BEGIN INFORMATION SHOWN

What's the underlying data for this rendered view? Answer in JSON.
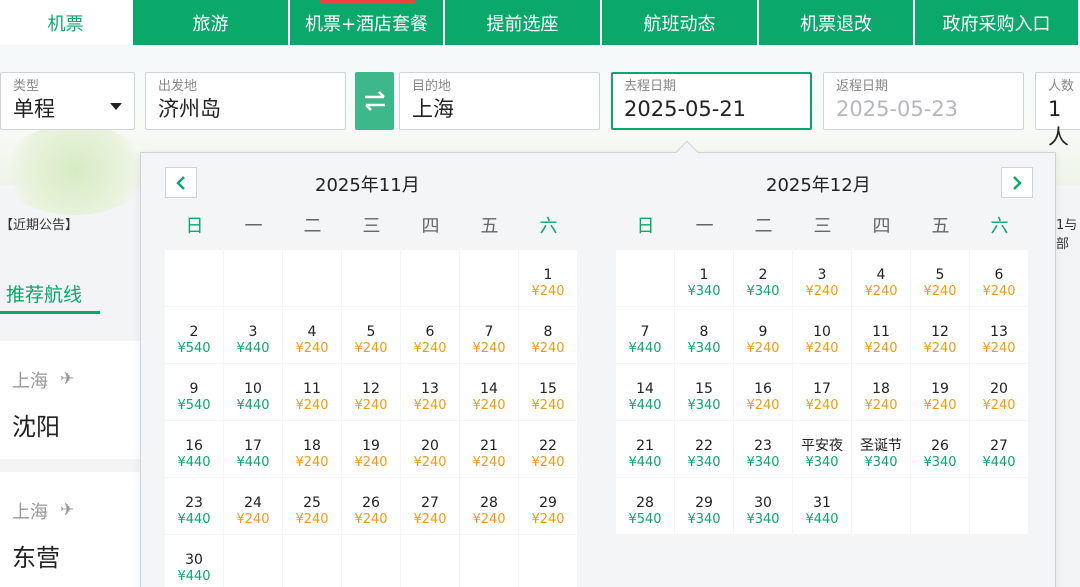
{
  "nav": {
    "tabs": [
      {
        "label": "机票",
        "active": true
      },
      {
        "label": "旅游"
      },
      {
        "label": "机票+酒店套餐",
        "badge": true
      },
      {
        "label": "提前选座"
      },
      {
        "label": "航班动态"
      },
      {
        "label": "机票退改"
      },
      {
        "label": "政府采购入口"
      }
    ]
  },
  "search": {
    "type_label": "类型",
    "type_value": "单程",
    "from_label": "出发地",
    "from_value": "济州岛",
    "to_label": "目的地",
    "to_value": "上海",
    "depart_label": "去程日期",
    "depart_value": "2025-05-21",
    "return_label": "返程日期",
    "return_placeholder": "2025-05-23",
    "pax_label": "人数",
    "pax_value": "1人"
  },
  "side": {
    "notice": "【近期公告】",
    "right_notice": "1与部",
    "recommend_tab": "推荐航线",
    "routes": [
      {
        "from": "上海",
        "to": "沈阳"
      },
      {
        "from": "上海",
        "to": "东营"
      }
    ]
  },
  "colors": {
    "accent": "#0aa86b",
    "price_low": "#0aa86b",
    "price_high": "#f39a13"
  },
  "calendar": {
    "weekdays": [
      "日",
      "一",
      "二",
      "三",
      "四",
      "五",
      "六"
    ],
    "months": [
      {
        "title": "2025年11月",
        "first_weekday": 6,
        "days": [
          {
            "d": "1",
            "p": "¥240",
            "c": "orange"
          },
          {
            "d": "2",
            "p": "¥540",
            "c": "green"
          },
          {
            "d": "3",
            "p": "¥440",
            "c": "green"
          },
          {
            "d": "4",
            "p": "¥240",
            "c": "orange"
          },
          {
            "d": "5",
            "p": "¥240",
            "c": "orange"
          },
          {
            "d": "6",
            "p": "¥240",
            "c": "orange"
          },
          {
            "d": "7",
            "p": "¥240",
            "c": "orange"
          },
          {
            "d": "8",
            "p": "¥240",
            "c": "orange"
          },
          {
            "d": "9",
            "p": "¥540",
            "c": "green"
          },
          {
            "d": "10",
            "p": "¥440",
            "c": "green"
          },
          {
            "d": "11",
            "p": "¥240",
            "c": "orange"
          },
          {
            "d": "12",
            "p": "¥240",
            "c": "orange"
          },
          {
            "d": "13",
            "p": "¥240",
            "c": "orange"
          },
          {
            "d": "14",
            "p": "¥240",
            "c": "orange"
          },
          {
            "d": "15",
            "p": "¥240",
            "c": "orange"
          },
          {
            "d": "16",
            "p": "¥440",
            "c": "green"
          },
          {
            "d": "17",
            "p": "¥440",
            "c": "green"
          },
          {
            "d": "18",
            "p": "¥240",
            "c": "orange"
          },
          {
            "d": "19",
            "p": "¥240",
            "c": "orange"
          },
          {
            "d": "20",
            "p": "¥240",
            "c": "orange"
          },
          {
            "d": "21",
            "p": "¥240",
            "c": "orange"
          },
          {
            "d": "22",
            "p": "¥240",
            "c": "orange"
          },
          {
            "d": "23",
            "p": "¥440",
            "c": "green"
          },
          {
            "d": "24",
            "p": "¥240",
            "c": "orange"
          },
          {
            "d": "25",
            "p": "¥240",
            "c": "orange"
          },
          {
            "d": "26",
            "p": "¥240",
            "c": "orange"
          },
          {
            "d": "27",
            "p": "¥240",
            "c": "orange"
          },
          {
            "d": "28",
            "p": "¥240",
            "c": "orange"
          },
          {
            "d": "29",
            "p": "¥240",
            "c": "orange"
          },
          {
            "d": "30",
            "p": "¥440",
            "c": "green"
          }
        ]
      },
      {
        "title": "2025年12月",
        "first_weekday": 1,
        "days": [
          {
            "d": "1",
            "p": "¥340",
            "c": "green"
          },
          {
            "d": "2",
            "p": "¥340",
            "c": "green"
          },
          {
            "d": "3",
            "p": "¥240",
            "c": "orange"
          },
          {
            "d": "4",
            "p": "¥240",
            "c": "orange"
          },
          {
            "d": "5",
            "p": "¥240",
            "c": "orange"
          },
          {
            "d": "6",
            "p": "¥240",
            "c": "orange"
          },
          {
            "d": "7",
            "p": "¥440",
            "c": "green"
          },
          {
            "d": "8",
            "p": "¥340",
            "c": "green"
          },
          {
            "d": "9",
            "p": "¥240",
            "c": "orange"
          },
          {
            "d": "10",
            "p": "¥240",
            "c": "orange"
          },
          {
            "d": "11",
            "p": "¥240",
            "c": "orange"
          },
          {
            "d": "12",
            "p": "¥240",
            "c": "orange"
          },
          {
            "d": "13",
            "p": "¥240",
            "c": "orange"
          },
          {
            "d": "14",
            "p": "¥440",
            "c": "green"
          },
          {
            "d": "15",
            "p": "¥340",
            "c": "green"
          },
          {
            "d": "16",
            "p": "¥240",
            "c": "orange"
          },
          {
            "d": "17",
            "p": "¥240",
            "c": "orange"
          },
          {
            "d": "18",
            "p": "¥240",
            "c": "orange"
          },
          {
            "d": "19",
            "p": "¥240",
            "c": "orange"
          },
          {
            "d": "20",
            "p": "¥240",
            "c": "orange"
          },
          {
            "d": "21",
            "p": "¥440",
            "c": "green"
          },
          {
            "d": "22",
            "p": "¥340",
            "c": "green"
          },
          {
            "d": "23",
            "p": "¥340",
            "c": "green"
          },
          {
            "d": "平安夜",
            "p": "¥340",
            "c": "green"
          },
          {
            "d": "圣诞节",
            "p": "¥340",
            "c": "green"
          },
          {
            "d": "26",
            "p": "¥340",
            "c": "green"
          },
          {
            "d": "27",
            "p": "¥440",
            "c": "green"
          },
          {
            "d": "28",
            "p": "¥540",
            "c": "green"
          },
          {
            "d": "29",
            "p": "¥340",
            "c": "green"
          },
          {
            "d": "30",
            "p": "¥340",
            "c": "green"
          },
          {
            "d": "31",
            "p": "¥440",
            "c": "green"
          }
        ]
      }
    ]
  }
}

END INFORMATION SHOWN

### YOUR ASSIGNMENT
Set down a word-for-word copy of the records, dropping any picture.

### EXERCISE SOLUTION
What's the underlying data for this rendered view? Answer in JSON.
{
  "nav": {
    "tabs": [
      {
        "label": "机票",
        "active": true
      },
      {
        "label": "旅游"
      },
      {
        "label": "机票+酒店套餐",
        "badge": true
      },
      {
        "label": "提前选座"
      },
      {
        "label": "航班动态"
      },
      {
        "label": "机票退改"
      },
      {
        "label": "政府采购入口"
      }
    ]
  },
  "search": {
    "type_label": "类型",
    "type_value": "单程",
    "from_label": "出发地",
    "from_value": "济州岛",
    "to_label": "目的地",
    "to_value": "上海",
    "depart_label": "去程日期",
    "depart_value": "2025-05-21",
    "return_label": "返程日期",
    "return_placeholder": "2025-05-23",
    "pax_label": "人数",
    "pax_value": "1人"
  },
  "side": {
    "notice": "【近期公告】",
    "right_notice": "1与部",
    "recommend_tab": "推荐航线",
    "routes": [
      {
        "from": "上海",
        "to": "沈阳"
      },
      {
        "from": "上海",
        "to": "东营"
      }
    ]
  },
  "colors": {
    "accent": "#0aa86b",
    "price_low": "#0aa86b",
    "price_high": "#f39a13"
  },
  "calendar": {
    "weekdays": [
      "日",
      "一",
      "二",
      "三",
      "四",
      "五",
      "六"
    ],
    "months": [
      {
        "title": "2025年11月",
        "first_weekday": 6,
        "days": [
          {
            "d": "1",
            "p": "¥240",
            "c": "orange"
          },
          {
            "d": "2",
            "p": "¥540",
            "c": "green"
          },
          {
            "d": "3",
            "p": "¥440",
            "c": "green"
          },
          {
            "d": "4",
            "p": "¥240",
            "c": "orange"
          },
          {
            "d": "5",
            "p": "¥240",
            "c": "orange"
          },
          {
            "d": "6",
            "p": "¥240",
            "c": "orange"
          },
          {
            "d": "7",
            "p": "¥240",
            "c": "orange"
          },
          {
            "d": "8",
            "p": "¥240",
            "c": "orange"
          },
          {
            "d": "9",
            "p": "¥540",
            "c": "green"
          },
          {
            "d": "10",
            "p": "¥440",
            "c": "green"
          },
          {
            "d": "11",
            "p": "¥240",
            "c": "orange"
          },
          {
            "d": "12",
            "p": "¥240",
            "c": "orange"
          },
          {
            "d": "13",
            "p": "¥240",
            "c": "orange"
          },
          {
            "d": "14",
            "p": "¥240",
            "c": "orange"
          },
          {
            "d": "15",
            "p": "¥240",
            "c": "orange"
          },
          {
            "d": "16",
            "p": "¥440",
            "c": "green"
          },
          {
            "d": "17",
            "p": "¥440",
            "c": "green"
          },
          {
            "d": "18",
            "p": "¥240",
            "c": "orange"
          },
          {
            "d": "19",
            "p": "¥240",
            "c": "orange"
          },
          {
            "d": "20",
            "p": "¥240",
            "c": "orange"
          },
          {
            "d": "21",
            "p": "¥240",
            "c": "orange"
          },
          {
            "d": "22",
            "p": "¥240",
            "c": "orange"
          },
          {
            "d": "23",
            "p": "¥440",
            "c": "green"
          },
          {
            "d": "24",
            "p": "¥240",
            "c": "orange"
          },
          {
            "d": "25",
            "p": "¥240",
            "c": "orange"
          },
          {
            "d": "26",
            "p": "¥240",
            "c": "orange"
          },
          {
            "d": "27",
            "p": "¥240",
            "c": "orange"
          },
          {
            "d": "28",
            "p": "¥240",
            "c": "orange"
          },
          {
            "d": "29",
            "p": "¥240",
            "c": "orange"
          },
          {
            "d": "30",
            "p": "¥440",
            "c": "green"
          }
        ]
      },
      {
        "title": "2025年12月",
        "first_weekday": 1,
        "days": [
          {
            "d": "1",
            "p": "¥340",
            "c": "green"
          },
          {
            "d": "2",
            "p": "¥340",
            "c": "green"
          },
          {
            "d": "3",
            "p": "¥240",
            "c": "orange"
          },
          {
            "d": "4",
            "p": "¥240",
            "c": "orange"
          },
          {
            "d": "5",
            "p": "¥240",
            "c": "orange"
          },
          {
            "d": "6",
            "p": "¥240",
            "c": "orange"
          },
          {
            "d": "7",
            "p": "¥440",
            "c": "green"
          },
          {
            "d": "8",
            "p": "¥340",
            "c": "green"
          },
          {
            "d": "9",
            "p": "¥240",
            "c": "orange"
          },
          {
            "d": "10",
            "p": "¥240",
            "c": "orange"
          },
          {
            "d": "11",
            "p": "¥240",
            "c": "orange"
          },
          {
            "d": "12",
            "p": "¥240",
            "c": "orange"
          },
          {
            "d": "13",
            "p": "¥240",
            "c": "orange"
          },
          {
            "d": "14",
            "p": "¥440",
            "c": "green"
          },
          {
            "d": "15",
            "p": "¥340",
            "c": "green"
          },
          {
            "d": "16",
            "p": "¥240",
            "c": "orange"
          },
          {
            "d": "17",
            "p": "¥240",
            "c": "orange"
          },
          {
            "d": "18",
            "p": "¥240",
            "c": "orange"
          },
          {
            "d": "19",
            "p": "¥240",
            "c": "orange"
          },
          {
            "d": "20",
            "p": "¥240",
            "c": "orange"
          },
          {
            "d": "21",
            "p": "¥440",
            "c": "green"
          },
          {
            "d": "22",
            "p": "¥340",
            "c": "green"
          },
          {
            "d": "23",
            "p": "¥340",
            "c": "green"
          },
          {
            "d": "平安夜",
            "p": "¥340",
            "c": "green"
          },
          {
            "d": "圣诞节",
            "p": "¥340",
            "c": "green"
          },
          {
            "d": "26",
            "p": "¥340",
            "c": "green"
          },
          {
            "d": "27",
            "p": "¥440",
            "c": "green"
          },
          {
            "d": "28",
            "p": "¥540",
            "c": "green"
          },
          {
            "d": "29",
            "p": "¥340",
            "c": "green"
          },
          {
            "d": "30",
            "p": "¥340",
            "c": "green"
          },
          {
            "d": "31",
            "p": "¥440",
            "c": "green"
          }
        ]
      }
    ]
  }
}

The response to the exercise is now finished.